The problem: Return only those lines of the records below in which "icon" appears.

Input for this task:
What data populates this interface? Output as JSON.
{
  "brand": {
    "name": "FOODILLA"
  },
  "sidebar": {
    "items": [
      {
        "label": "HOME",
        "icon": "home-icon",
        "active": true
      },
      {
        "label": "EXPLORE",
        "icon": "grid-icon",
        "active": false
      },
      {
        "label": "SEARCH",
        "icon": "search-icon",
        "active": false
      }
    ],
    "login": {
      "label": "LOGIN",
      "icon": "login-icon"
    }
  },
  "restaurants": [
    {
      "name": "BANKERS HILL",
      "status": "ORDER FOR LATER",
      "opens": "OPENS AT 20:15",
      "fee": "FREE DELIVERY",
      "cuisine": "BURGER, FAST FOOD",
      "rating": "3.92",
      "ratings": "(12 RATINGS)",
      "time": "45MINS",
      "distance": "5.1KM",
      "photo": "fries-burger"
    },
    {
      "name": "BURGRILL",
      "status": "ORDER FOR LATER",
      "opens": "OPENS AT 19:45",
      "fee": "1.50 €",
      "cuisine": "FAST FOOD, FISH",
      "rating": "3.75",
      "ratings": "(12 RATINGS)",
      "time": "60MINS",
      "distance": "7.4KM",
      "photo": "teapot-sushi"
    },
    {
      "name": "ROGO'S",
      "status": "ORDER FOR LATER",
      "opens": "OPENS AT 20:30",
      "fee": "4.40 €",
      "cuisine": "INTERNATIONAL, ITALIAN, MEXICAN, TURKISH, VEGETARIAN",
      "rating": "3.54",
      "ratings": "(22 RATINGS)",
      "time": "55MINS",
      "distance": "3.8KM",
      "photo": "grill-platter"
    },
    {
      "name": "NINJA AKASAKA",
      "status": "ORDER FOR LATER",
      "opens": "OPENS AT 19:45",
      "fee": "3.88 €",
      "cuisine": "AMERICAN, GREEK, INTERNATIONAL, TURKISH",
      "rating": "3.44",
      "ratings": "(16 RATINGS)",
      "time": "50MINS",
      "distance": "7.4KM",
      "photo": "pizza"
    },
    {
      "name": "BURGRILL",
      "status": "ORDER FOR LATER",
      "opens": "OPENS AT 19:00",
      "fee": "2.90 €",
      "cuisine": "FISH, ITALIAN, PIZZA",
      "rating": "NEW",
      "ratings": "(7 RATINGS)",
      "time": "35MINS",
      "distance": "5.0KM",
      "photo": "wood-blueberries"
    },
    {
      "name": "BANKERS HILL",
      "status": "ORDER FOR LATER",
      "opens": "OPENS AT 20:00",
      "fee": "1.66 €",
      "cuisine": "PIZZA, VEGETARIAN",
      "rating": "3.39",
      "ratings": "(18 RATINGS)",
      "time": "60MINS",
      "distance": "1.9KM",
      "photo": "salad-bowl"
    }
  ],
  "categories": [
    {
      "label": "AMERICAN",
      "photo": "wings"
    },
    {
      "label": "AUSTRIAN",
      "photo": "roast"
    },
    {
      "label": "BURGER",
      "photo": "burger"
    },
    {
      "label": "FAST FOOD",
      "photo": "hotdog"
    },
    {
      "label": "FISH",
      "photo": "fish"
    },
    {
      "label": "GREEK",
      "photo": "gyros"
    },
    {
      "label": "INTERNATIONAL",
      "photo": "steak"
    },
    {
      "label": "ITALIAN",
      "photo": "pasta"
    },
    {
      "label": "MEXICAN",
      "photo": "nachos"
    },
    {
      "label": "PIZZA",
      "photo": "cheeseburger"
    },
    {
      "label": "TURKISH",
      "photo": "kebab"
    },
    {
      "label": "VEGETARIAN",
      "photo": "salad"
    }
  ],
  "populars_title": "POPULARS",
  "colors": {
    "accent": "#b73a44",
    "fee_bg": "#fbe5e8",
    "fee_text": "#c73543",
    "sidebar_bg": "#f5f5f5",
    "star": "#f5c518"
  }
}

Written solution:
        "icon": "home-icon",
        "icon": "grid-icon",
        "icon": "search-icon",
      "icon": "login-icon"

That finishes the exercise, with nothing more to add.